As the number of colleges students apply to continues to grow, the number of college admissions essays students have to write goes up as well. If you're a sophomore or junior (or the parent of one) starting to think about college applications, you might be wondering: "How many college admissions essays will I have to write?"
Brand-building for college is about understanding your strengths and weaknesses and finding a way to express that authentic self in your application.
College admissions doesn't have to be extremely stressful. High school is when students learn about the adult they'll be, and find a good-fit college.
February is Gap Year Exploration Month. Gap years have become increasingly common. Here's what you need to know before getting started.
Financial Aid Award letters from universities are misleading and difficult to understand. Here's what you need to know about them.
The high school courses you take, and the grades you get on them, are the most important part of your applications to colleges. Here are some tips to help you choose wisely.
If you've got a student in middle or high school, here are five tips to help you get started on your college financial plan today!
College planning really starts in freshman year, so building a four-year roadmap for college is very important. For students, freshman year in high school is when grades and courses start to matter, in the sense that someone at a university will see them and might use them to make a decision about their admissions. For parents, it's when you've got to start helping your child make good decisions about how to use their time. It's also when saving money for college becomes critically important.

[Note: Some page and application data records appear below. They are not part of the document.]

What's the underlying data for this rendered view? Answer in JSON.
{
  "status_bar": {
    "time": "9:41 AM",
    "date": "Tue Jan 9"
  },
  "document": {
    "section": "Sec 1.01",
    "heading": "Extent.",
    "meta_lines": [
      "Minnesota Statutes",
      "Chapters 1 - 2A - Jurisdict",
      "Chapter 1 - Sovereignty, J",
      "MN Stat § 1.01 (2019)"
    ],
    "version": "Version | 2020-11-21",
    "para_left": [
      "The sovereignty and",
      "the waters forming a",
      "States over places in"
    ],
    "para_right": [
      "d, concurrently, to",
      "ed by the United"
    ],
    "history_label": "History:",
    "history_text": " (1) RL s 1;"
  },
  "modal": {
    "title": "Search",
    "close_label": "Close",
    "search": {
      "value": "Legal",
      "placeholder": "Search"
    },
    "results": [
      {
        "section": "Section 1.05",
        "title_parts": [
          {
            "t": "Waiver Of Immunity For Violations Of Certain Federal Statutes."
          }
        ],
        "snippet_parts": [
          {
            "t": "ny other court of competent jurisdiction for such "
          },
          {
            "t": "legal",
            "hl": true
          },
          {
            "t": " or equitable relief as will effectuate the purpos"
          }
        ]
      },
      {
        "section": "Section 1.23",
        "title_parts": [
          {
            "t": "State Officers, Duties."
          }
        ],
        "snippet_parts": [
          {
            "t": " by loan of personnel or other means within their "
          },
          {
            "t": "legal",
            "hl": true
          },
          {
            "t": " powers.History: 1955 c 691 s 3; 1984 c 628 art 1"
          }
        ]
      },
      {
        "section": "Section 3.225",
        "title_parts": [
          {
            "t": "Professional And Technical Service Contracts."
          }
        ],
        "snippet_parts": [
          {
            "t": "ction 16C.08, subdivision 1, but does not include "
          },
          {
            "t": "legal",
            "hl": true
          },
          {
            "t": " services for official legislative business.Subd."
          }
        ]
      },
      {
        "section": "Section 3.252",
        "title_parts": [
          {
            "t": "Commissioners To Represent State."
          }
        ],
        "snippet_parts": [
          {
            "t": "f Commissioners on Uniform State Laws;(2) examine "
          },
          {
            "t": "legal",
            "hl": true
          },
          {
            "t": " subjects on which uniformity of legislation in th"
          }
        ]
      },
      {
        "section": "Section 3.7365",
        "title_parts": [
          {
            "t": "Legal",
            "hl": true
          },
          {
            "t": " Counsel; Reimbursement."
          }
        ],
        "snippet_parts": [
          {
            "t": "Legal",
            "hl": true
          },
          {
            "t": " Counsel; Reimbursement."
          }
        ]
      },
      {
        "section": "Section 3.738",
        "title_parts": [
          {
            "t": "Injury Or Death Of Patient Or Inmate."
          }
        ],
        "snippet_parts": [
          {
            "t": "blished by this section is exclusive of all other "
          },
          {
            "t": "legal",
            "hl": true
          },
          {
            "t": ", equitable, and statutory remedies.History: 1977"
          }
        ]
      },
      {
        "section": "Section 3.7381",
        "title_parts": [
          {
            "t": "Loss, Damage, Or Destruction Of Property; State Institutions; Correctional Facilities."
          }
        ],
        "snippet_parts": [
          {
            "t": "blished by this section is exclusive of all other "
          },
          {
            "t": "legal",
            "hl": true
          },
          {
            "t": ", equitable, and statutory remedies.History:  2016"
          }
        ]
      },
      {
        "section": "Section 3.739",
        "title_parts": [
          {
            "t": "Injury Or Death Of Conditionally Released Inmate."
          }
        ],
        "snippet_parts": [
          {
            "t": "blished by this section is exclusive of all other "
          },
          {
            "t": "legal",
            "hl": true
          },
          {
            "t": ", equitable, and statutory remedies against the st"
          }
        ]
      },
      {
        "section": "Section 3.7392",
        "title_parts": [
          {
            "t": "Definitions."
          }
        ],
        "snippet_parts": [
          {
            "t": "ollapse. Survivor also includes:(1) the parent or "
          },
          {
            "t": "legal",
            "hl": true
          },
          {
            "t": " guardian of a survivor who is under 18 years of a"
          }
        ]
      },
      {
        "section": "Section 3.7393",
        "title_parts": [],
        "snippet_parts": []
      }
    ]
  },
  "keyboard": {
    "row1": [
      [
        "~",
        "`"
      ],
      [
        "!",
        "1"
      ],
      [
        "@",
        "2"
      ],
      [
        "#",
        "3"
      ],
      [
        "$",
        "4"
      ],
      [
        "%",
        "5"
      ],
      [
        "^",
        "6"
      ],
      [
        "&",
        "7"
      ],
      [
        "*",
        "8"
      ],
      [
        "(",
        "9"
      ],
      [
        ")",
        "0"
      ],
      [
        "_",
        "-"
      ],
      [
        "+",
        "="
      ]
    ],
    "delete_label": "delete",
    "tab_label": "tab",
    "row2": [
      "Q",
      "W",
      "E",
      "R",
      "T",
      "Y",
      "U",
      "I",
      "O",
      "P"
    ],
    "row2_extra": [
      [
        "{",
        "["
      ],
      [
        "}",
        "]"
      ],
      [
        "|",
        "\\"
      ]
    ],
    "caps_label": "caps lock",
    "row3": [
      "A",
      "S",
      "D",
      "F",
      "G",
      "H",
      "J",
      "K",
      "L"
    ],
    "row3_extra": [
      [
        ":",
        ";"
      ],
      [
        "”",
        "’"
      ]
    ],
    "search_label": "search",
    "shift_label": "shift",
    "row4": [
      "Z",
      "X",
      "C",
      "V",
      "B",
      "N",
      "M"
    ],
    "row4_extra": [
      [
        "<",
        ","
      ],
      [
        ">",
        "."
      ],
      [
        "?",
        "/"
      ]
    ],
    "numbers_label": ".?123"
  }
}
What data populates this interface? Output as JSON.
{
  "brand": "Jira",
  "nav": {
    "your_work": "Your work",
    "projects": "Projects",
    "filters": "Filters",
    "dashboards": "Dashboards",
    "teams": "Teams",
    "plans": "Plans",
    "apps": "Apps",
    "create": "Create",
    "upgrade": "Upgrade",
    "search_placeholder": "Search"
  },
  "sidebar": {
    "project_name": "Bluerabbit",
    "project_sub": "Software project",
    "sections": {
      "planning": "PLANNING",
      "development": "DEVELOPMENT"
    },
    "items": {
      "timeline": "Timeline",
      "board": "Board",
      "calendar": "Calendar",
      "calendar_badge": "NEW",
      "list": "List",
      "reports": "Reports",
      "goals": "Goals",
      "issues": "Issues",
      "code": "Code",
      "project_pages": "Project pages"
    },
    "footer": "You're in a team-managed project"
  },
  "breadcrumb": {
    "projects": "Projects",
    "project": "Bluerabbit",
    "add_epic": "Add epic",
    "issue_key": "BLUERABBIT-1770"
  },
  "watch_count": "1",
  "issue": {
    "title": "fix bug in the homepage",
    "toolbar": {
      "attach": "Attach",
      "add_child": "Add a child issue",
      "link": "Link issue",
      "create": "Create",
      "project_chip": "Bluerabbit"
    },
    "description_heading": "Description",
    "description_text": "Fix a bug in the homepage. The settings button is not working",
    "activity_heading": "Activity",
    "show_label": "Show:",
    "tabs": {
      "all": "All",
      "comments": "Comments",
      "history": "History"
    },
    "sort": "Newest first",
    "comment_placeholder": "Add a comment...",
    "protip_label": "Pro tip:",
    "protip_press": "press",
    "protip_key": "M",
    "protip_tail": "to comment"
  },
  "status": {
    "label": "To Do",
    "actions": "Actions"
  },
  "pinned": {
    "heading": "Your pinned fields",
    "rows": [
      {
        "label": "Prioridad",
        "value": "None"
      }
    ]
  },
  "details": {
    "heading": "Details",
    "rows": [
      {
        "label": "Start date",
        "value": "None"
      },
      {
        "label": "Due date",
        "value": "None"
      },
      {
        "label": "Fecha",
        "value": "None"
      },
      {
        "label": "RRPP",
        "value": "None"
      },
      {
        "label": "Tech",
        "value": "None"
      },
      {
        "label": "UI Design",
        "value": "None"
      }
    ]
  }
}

While the benefits of a college education outweigh the costs by a lot, the cost is daunting. Here are six tips on how you can cut the cost of college by tens of thousands of dollars.